Location: Long Island, NY
Subgenre: experimental death metal

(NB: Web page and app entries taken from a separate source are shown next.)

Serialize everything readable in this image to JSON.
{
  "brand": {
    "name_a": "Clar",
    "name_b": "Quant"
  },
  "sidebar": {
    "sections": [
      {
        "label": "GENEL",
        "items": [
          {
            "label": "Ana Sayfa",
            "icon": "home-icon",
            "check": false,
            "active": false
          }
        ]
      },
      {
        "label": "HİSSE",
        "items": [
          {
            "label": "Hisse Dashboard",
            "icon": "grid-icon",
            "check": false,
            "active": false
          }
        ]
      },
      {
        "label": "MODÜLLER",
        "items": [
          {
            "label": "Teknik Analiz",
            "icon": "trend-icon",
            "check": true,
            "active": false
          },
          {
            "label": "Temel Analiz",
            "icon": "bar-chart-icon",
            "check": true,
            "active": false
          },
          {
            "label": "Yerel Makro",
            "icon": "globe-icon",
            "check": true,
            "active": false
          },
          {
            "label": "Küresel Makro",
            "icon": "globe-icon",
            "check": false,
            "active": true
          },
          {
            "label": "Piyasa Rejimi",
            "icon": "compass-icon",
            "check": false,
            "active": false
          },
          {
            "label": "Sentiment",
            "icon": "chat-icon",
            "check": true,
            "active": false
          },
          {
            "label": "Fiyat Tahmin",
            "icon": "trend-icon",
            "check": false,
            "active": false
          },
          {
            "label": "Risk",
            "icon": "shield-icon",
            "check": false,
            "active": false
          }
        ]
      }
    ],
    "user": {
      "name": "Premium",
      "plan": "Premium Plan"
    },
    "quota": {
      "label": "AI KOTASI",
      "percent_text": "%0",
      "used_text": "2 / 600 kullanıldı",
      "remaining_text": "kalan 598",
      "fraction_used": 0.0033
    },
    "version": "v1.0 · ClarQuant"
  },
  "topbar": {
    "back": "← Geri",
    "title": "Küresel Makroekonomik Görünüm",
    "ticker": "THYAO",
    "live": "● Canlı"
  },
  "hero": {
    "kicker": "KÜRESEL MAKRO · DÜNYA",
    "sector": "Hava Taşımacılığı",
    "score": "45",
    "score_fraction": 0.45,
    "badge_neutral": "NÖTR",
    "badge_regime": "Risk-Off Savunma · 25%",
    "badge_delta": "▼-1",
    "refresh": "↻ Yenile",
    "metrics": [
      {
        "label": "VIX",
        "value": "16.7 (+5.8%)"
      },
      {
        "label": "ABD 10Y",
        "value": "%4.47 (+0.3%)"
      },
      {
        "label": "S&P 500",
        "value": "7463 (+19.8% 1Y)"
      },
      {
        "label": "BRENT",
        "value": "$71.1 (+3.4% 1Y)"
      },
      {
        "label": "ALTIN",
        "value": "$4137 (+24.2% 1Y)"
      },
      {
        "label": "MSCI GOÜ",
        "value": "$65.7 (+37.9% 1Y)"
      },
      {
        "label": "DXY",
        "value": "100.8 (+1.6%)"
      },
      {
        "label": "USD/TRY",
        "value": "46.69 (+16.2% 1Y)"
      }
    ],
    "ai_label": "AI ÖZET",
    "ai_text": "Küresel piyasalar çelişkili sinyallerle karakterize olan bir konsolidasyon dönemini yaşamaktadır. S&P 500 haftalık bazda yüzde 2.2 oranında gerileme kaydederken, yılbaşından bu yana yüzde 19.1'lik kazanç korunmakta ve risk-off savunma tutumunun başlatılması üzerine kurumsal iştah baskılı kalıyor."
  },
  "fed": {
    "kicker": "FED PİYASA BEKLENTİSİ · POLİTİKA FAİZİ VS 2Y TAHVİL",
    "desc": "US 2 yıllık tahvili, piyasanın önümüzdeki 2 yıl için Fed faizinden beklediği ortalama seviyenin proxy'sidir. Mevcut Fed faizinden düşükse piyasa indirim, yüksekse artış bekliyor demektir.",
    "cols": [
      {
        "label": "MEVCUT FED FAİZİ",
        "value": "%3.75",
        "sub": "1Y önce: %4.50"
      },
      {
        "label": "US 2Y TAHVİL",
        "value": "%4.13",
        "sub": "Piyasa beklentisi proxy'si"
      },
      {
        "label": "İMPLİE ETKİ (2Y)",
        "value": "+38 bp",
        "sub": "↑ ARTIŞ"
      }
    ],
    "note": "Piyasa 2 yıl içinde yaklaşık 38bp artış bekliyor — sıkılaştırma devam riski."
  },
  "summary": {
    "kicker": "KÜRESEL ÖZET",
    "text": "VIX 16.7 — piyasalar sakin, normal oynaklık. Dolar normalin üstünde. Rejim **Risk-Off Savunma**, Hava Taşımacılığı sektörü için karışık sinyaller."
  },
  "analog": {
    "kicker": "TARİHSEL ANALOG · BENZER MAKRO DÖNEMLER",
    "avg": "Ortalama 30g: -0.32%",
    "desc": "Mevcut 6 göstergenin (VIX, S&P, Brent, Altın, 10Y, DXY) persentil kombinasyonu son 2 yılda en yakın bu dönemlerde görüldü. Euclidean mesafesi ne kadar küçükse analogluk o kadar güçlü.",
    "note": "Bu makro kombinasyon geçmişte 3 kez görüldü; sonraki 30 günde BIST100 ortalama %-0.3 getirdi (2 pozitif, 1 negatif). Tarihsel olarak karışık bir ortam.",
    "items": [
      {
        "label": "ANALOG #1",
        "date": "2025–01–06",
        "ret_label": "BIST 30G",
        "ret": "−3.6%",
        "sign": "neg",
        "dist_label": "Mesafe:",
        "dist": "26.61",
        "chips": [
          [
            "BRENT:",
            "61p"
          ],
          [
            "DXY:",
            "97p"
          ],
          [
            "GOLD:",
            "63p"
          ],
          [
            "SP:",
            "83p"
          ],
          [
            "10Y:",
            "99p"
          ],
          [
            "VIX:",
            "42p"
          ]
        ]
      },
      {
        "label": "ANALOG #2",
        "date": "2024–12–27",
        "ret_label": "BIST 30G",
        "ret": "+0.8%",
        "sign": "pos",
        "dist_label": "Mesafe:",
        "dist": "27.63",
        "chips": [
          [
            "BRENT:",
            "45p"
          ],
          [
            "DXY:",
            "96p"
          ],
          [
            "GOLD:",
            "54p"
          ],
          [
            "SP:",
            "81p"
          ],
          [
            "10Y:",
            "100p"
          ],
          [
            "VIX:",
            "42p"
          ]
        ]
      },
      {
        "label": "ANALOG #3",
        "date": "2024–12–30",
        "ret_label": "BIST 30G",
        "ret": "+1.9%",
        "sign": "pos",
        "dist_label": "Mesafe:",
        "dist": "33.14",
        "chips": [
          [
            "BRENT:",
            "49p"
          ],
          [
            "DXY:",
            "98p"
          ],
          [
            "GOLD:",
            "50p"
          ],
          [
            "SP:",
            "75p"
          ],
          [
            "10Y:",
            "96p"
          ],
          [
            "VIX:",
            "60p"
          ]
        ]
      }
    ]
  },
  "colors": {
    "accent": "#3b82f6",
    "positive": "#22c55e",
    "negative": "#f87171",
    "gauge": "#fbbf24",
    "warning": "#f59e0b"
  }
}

I throw on the new Artificial Brain and feel like I’ve crash landed in some distant, far-future era — society has crumbled into irradiated ruin, few humans remain and those who do are brutal and weird. Most importantly, metal subgenres no longer exist. I know these guys ostensibly play death metal, but my ears disagree. It’s got plenty of skronk, hellaciously foul vocals and some deeply submerged melody. So, what is it then? Skronky death has been a thing, to a certain extent, at least since Gorguts released the wonderfully impenetrable ur-text for the sub-subgenre back in 1998, Obscura. A lot of bands have built on that angular bedrock in the intervening years in various ways — Ulcerate teased it out into a singular defining aesthetic (and a single song they keep recording over and over); Deathspell Omega gave it an orthodox black metal spin; Baring Teeth injected some noise rock and chaotic metalcore; Doug’s band Pyrrhon (go buy their shit) took all that and fed it screaming into a streetcleaner, landing somewhere just shy of freeform cacophony. Artificial Brain, on the other hand, share some sonic similarities with each of those bands, yet they’re still off on their own — a lifeless planet in a momentary hyperbolic orbit, rushing past in excess of escape velocity to break free and go fuck up some other solar system. To the extent this still most closely resembles death metal, there’s also a fair amount of melodic black metal packed into the riffs, plus noise rock, heavy metal, and other brutal things of indeterminate origin. One thing of fairly determinate origin: Will Smith’s still got the Demilich gurgle vox down pat, and they fit surprisingly well in an alien context. The amp tones are surprisingly low-gain, with an aggressive twang to the guitars and a jagged edge to the bass, and it works wonders to draw out the detail in the playing. Compared to the first record, the production feels less fussed over while the playing feels sharper, so the live-sounding recording captures a slightly different character — it feels more Steve Albini than Butch Vig, if that makes sense. (In reality, Colin Marston produced both records and the differences are subtle.) “Infrared Horizon” is the second single, following the equally sick “Synthesized Instinct,” and it’s built on the back of a series of collapsing chords and a rattling chain of alternating blasts. It’s deliberately ugly for the first half> Around 2 minutes in there’s a whiff of something melodic before the band dives back into atonal punishment. At 3:35, the lead guitars scream into ridiculous harmony, and the song bends into a new shape for a few fleeting bars before the song breaks into pieces and burns up in the atmosphere. Whatever this is — a hybrid of experimental death metal styles fused into some kind of alien ideal — it’s absolutely killer. [From Infrared Horizon, out 4/21 via Profound Lore.] –Aaron Lariviere